Article ID: 216867 - View products that this article applies to.
This article was previously published under Q216867
When a corrupted profile on the central server is downloaded, an error 1009 is logged to the Windows NT event system log. A new local profile is created from the local default. After you restart, however, the system will not reference the new local profile and will begin the cycle of pulling down the corrupted profile from the server again.
The following error is displayed:
The system cannot find the drive specified.
When Windows NT detects a certain type of profile corruption, a flag is set, causing the reference to the newly created user profile not to be saved in the registry. The user is given a new copy of the local default profile and can make changes to it which are saved to the hard disk. When the system is restarted, it looks for the local version to check the time stamp versus the server version. This check is made ONLY against profiles listed in the registry (not against the physical files in the profile directory) and, thus, the recently created local copy is ignored. The system then repeats the process of downloading the server copy (which is still corrupted) and the cycle repeats.
To work around this problem, after the user logs on and creates the file copies of the new local profile, manually copy these file copies to the profile server. They will be downloaded the next time the computer is restarted and should work fine from then on.
To resolve this problem, obtain the latest service pack for Windows NT 4.0 or the individual software update. For information on obtaining the latest service pack, please go to:
Microsoft has confirmed that this is a problem in Windows NT 4.0. This problem was first corrected in Windows NT version 4.0 Service Pack 5.
For additional information, see the following article or articles in the Microsoft Knowledge Base:
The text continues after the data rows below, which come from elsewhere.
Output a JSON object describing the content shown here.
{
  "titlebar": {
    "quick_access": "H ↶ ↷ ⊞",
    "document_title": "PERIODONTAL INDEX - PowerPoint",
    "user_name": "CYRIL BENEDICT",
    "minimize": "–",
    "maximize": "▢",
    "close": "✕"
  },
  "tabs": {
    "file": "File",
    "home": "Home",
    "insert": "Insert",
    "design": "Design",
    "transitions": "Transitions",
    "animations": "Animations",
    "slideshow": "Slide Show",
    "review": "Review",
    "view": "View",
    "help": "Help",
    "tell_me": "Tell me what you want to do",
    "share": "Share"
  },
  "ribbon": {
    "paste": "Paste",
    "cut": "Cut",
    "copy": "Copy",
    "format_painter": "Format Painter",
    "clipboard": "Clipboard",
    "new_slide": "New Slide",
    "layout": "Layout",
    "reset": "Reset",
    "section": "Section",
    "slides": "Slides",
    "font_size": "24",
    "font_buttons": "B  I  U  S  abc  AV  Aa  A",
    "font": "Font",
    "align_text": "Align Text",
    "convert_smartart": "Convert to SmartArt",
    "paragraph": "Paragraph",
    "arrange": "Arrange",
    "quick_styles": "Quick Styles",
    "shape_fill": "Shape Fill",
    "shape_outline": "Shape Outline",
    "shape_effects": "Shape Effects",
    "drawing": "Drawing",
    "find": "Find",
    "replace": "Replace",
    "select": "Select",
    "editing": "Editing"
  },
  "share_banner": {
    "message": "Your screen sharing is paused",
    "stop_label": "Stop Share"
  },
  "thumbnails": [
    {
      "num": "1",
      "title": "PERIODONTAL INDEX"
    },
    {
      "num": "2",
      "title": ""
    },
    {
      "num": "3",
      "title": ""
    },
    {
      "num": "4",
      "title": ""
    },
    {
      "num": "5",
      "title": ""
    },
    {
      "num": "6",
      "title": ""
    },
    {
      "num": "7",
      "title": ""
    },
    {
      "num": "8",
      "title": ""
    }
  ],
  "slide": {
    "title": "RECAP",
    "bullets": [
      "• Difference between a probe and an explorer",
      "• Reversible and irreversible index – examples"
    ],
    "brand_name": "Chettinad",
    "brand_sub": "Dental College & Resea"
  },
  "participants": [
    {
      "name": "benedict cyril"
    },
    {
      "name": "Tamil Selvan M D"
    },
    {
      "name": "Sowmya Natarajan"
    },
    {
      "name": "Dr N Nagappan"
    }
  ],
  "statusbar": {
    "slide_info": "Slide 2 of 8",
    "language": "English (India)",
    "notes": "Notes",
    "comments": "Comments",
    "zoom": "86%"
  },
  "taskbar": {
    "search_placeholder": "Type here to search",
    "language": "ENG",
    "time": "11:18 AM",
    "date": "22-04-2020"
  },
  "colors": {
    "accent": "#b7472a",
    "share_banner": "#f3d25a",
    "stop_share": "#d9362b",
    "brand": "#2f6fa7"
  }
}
(http://support.microsoft.com/kb/196284/EN-US/ )Controlling Default Behavior for Roaming User Profiles
Article ID: 216867 - Last Review: June 11, 2012 - Revision: 2.0